TASK DESCRIPTION: An exact copy of each line below is needed, with no images in it.

(App and web page records)
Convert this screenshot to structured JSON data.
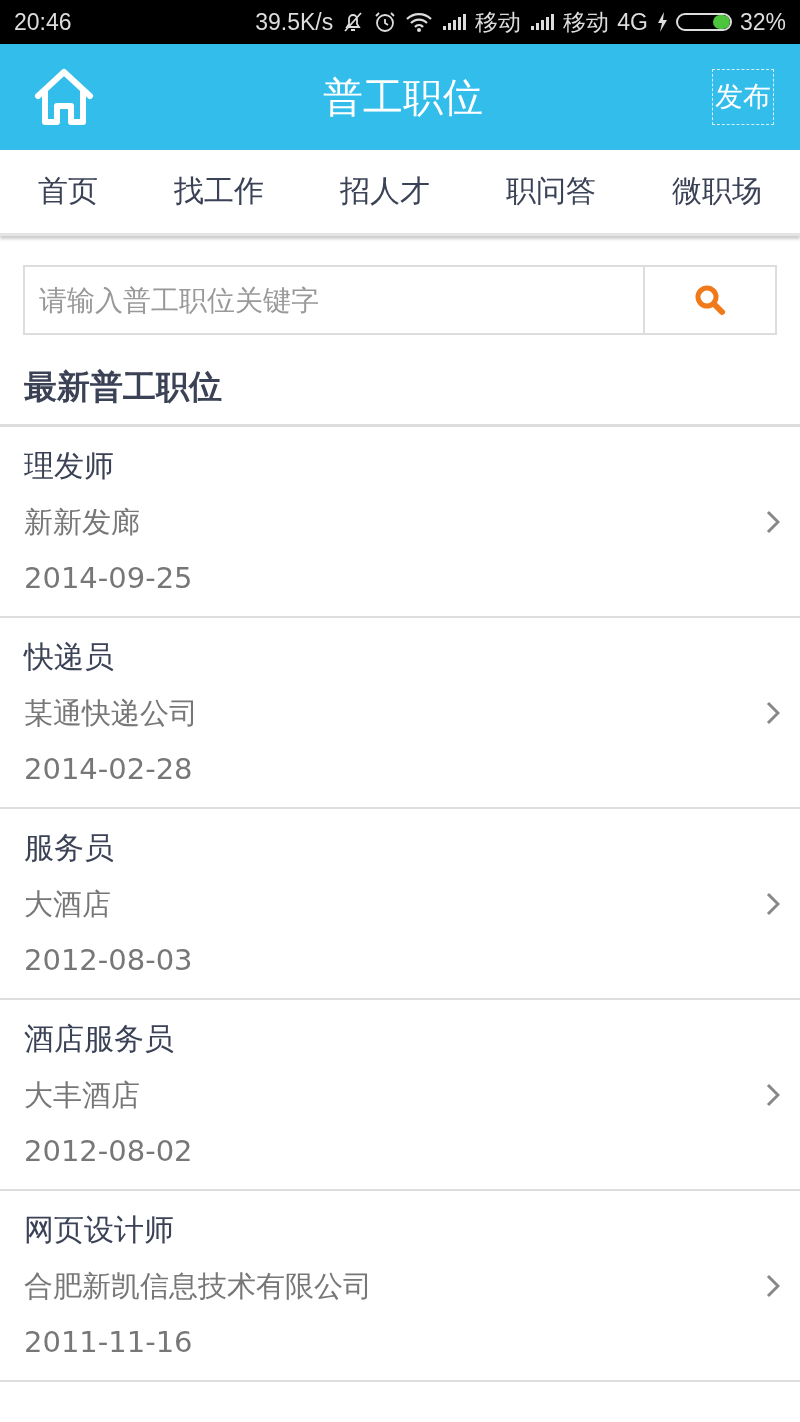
{
  "status_bar": {
    "time": "20:46",
    "speed": "39.5K/s",
    "carrier_1": "移动",
    "carrier_2": "移动",
    "network": "4G",
    "battery": "32%"
  },
  "header": {
    "title": "普工职位",
    "publish": "发布"
  },
  "nav": [
    "首页",
    "找工作",
    "招人才",
    "职问答",
    "微职场"
  ],
  "search": {
    "placeholder": "请输入普工职位关键字"
  },
  "section_title": "最新普工职位",
  "jobs": [
    {
      "title": "理发师",
      "company": "新新发廊",
      "date": "2014-09-25"
    },
    {
      "title": "快递员",
      "company": "某通快递公司",
      "date": "2014-02-28"
    },
    {
      "title": "服务员",
      "company": "大酒店",
      "date": "2012-08-03"
    },
    {
      "title": "酒店服务员",
      "company": "大丰酒店",
      "date": "2012-08-02"
    },
    {
      "title": "网页设计师",
      "company": "合肥新凯信息技术有限公司",
      "date": "2011-11-16"
    }
  ]
}
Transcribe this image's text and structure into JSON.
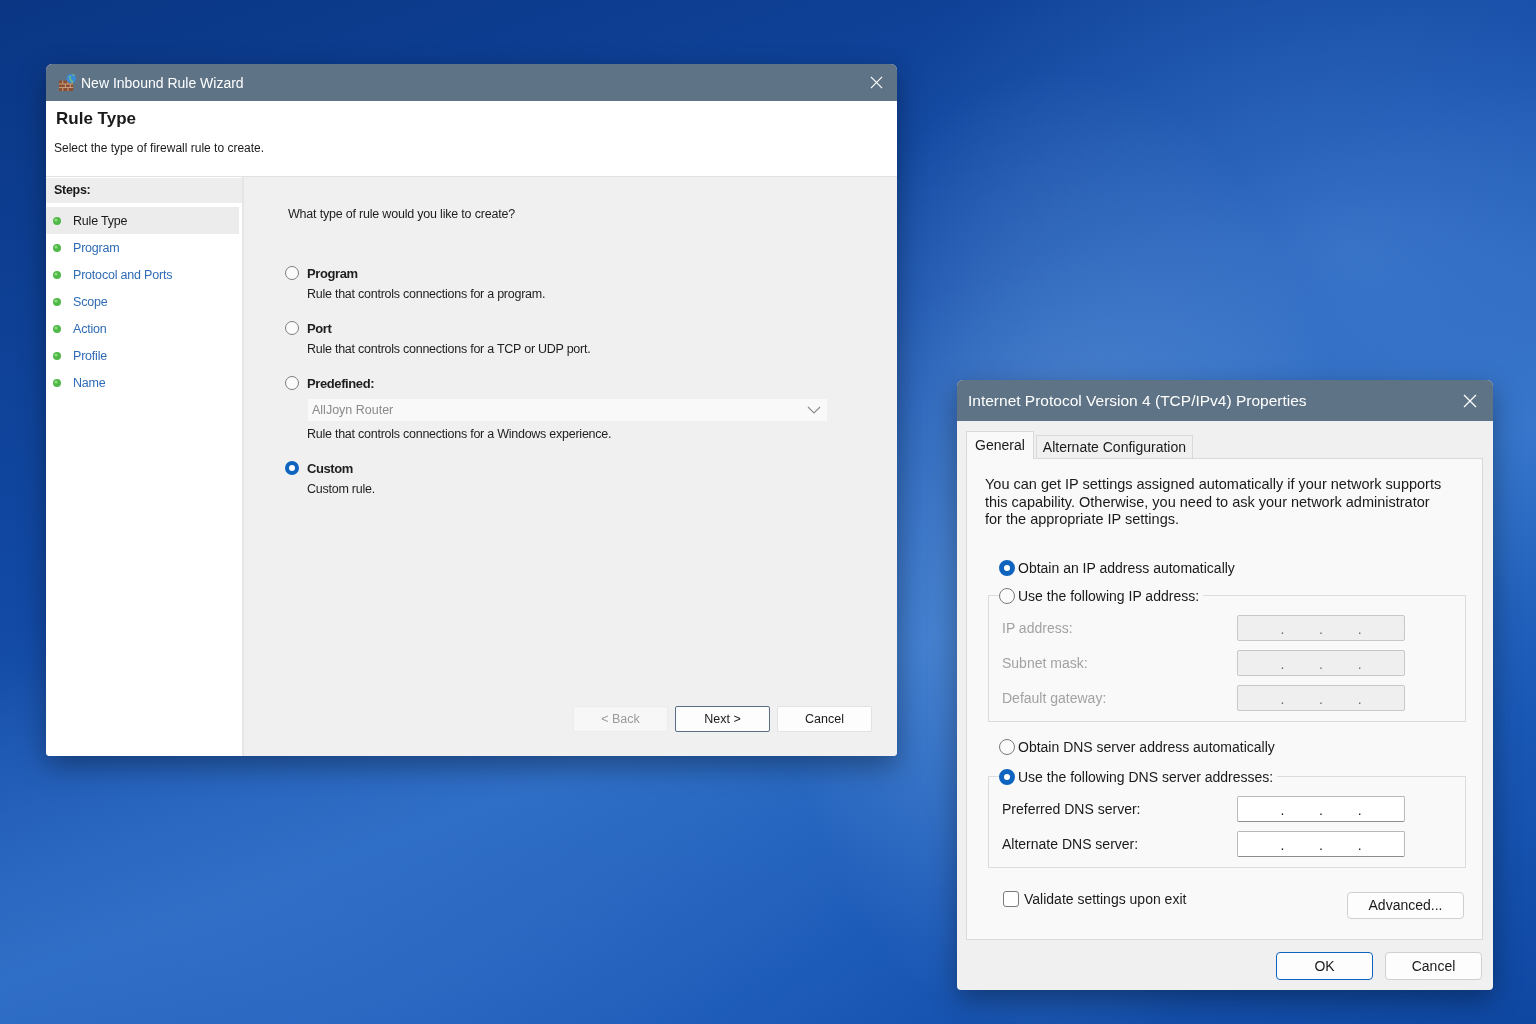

ANSWER TO THE PROBLEM:
Convert this screenshot to structured JSON data.
{
  "status_bar": {
    "time": "20:46",
    "speed": "39.5K/s",
    "carrier_1": "移动",
    "carrier_2": "移动",
    "network": "4G",
    "battery": "32%"
  },
  "header": {
    "title": "普工职位",
    "publish": "发布"
  },
  "nav": [
    "首页",
    "找工作",
    "招人才",
    "职问答",
    "微职场"
  ],
  "search": {
    "placeholder": "请输入普工职位关键字"
  },
  "section_title": "最新普工职位",
  "jobs": [
    {
      "title": "理发师",
      "company": "新新发廊",
      "date": "2014-09-25"
    },
    {
      "title": "快递员",
      "company": "某通快递公司",
      "date": "2014-02-28"
    },
    {
      "title": "服务员",
      "company": "大酒店",
      "date": "2012-08-03"
    },
    {
      "title": "酒店服务员",
      "company": "大丰酒店",
      "date": "2012-08-02"
    },
    {
      "title": "网页设计师",
      "company": "合肥新凯信息技术有限公司",
      "date": "2011-11-16"
    }
  ]
}
Transcribe this image's text and structure into JSON.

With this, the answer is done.